The owner of Geronimo the alpaca, killed by authorities on the grounds he had tuberculosis, has claimed new details from a post-mortem examination show the animal was clear of the disease but “met a brutal death”.
Helen Macdonald called for a public apology from environment secretary George Eustice and “an admission they were wrong” from his officials.
But the Department for Environment, Food and Rural Affairs says it will be months before tests could confirm whether the alpaca had the disease.
Geronimo, originally from New Zealand, was led to his death from his Gloucestershire farm on 31 August, after a four-year battle over tests that the government claimed showed he had TB.
Ms Macdonald and her veterinary advisers went to court to try prove the tests were flawed, but their fight ended when the high court ruled in the government’s favour.
The owner and her team said last month the initial findings showed Geronimo did not have TB, but have now released more detailed results from the post-mortem examination.
They are now in a war of words with Defra over readings of the findings.
Defra insists TB-like lesions were found, but it needs to take cultures of tissue samples for further proof, which can take up to three months.
But according to Ms Macdonald’s veterinary adviser, Iain McGill, the report, by Defra veterinary pathologists, “clearly shows no evidence of Bovine TB”.
Bob Broadbent, Geronimo’s long-standing vet, said if the alpaca had had bTB for over six years, as Defra claimed, large “pyogranulomas” would be expected, but none of the lesions was of that type.
“Despite Defra claiming on 8 September that all of the lesions are ‘TB-like’, the post-mortem report expressly rules out any mycobacterial infection such as bovine TB relating to the lesions found in the neck area,” Dr Broadbent said.
The document also states there was an occasional low number of red blood cells in the lungs, but Dr McGill said there should have been none, “strongly indicating that he suffered a traumatic death”.
Ms Macdonald said: “I fully expected the post-mortem results to be negative for bTB but there is no joy in being proven right.
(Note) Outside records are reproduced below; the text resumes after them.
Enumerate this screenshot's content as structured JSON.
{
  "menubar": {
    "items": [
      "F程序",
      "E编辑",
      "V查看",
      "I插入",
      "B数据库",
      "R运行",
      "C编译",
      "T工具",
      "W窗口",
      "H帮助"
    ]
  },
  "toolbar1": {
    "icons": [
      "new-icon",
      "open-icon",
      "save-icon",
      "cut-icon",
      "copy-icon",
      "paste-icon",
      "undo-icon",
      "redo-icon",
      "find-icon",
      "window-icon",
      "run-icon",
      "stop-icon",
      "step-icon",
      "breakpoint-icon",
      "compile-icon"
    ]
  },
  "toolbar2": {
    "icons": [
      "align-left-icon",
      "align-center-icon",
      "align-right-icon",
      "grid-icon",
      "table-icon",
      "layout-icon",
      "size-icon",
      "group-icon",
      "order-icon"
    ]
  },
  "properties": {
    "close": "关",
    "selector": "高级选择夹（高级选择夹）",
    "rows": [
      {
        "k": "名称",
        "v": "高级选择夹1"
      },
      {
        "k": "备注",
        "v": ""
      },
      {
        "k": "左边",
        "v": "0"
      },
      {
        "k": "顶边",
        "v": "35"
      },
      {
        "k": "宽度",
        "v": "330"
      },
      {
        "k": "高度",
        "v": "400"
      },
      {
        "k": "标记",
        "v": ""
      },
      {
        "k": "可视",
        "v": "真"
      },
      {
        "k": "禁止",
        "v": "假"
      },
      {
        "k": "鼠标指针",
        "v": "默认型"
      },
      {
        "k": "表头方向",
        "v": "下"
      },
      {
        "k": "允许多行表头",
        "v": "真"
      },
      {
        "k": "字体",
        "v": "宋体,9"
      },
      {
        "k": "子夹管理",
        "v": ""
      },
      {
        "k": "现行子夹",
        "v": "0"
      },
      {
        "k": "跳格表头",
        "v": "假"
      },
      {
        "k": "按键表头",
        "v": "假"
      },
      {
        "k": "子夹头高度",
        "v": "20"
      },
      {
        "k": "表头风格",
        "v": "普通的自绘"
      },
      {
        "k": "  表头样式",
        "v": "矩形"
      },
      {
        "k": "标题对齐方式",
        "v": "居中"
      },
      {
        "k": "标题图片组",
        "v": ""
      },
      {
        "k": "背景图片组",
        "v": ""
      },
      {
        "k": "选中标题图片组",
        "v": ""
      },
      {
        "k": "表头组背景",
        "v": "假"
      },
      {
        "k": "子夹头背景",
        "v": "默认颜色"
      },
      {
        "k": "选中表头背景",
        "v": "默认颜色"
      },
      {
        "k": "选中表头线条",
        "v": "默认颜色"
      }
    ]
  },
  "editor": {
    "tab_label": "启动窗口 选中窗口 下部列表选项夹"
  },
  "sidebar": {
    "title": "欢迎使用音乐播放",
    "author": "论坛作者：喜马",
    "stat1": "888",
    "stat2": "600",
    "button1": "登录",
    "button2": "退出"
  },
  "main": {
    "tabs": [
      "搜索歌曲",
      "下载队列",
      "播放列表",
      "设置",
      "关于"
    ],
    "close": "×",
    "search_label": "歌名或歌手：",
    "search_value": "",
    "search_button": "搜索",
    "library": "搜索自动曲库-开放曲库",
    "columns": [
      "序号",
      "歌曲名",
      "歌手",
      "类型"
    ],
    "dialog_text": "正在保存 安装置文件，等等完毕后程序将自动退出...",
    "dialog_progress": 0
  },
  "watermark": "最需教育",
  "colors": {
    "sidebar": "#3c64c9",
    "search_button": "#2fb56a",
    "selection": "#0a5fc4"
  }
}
“I am outraged and devastated by the way Geronimo and I have been treated.
“Defra chose to deliberately misuse the test and abuse their power to maintain their barbaric ‘kill at all cost’ regime.”
She added: “Defra are guilty of deliberate wrongdoing, withholding information for political gain and publishing deliberately misleading claims about Geronimo’s results; they need to open their mind up to the fact that they are wrong.”
Dr McGill said the government had the more detailed findings on 10 September but withheld them for a week.
“Mr Eustice held on to his job in the recent cabinet reshuffle on 15 September, despite overseeing a deeply flawed and defective Bovine TB policy. He masterminded a heavy-handed, misleading and ultimately a very cruel approach to Geronimo’s case,” he said.
When asked to respond, Defra repeated earlier comments by chief veterinary officer Christine Middlemiss, who said: “We have completed the initial post-mortem examination of Geronimo.
“A number of TB-like lesions were found, and in line with standard practice, these are now undergoing further investigation.
“These tests include the developing of bacteriological cultures from tissue samples which usually takes several months – we would expect to complete the full post-mortem and culture process by the end of the year.”
Ms Macdonald and her supporters have repeatedly accused the government of a cover-up in standing by the TB test results, even though the test manufacturer also cast doubt over their validity.
Dr Broadbent added: “This is the strongest indicator yet that Geronimo did not have bovine tuberculosis. A following negative culture will be conclusive and final evidence.”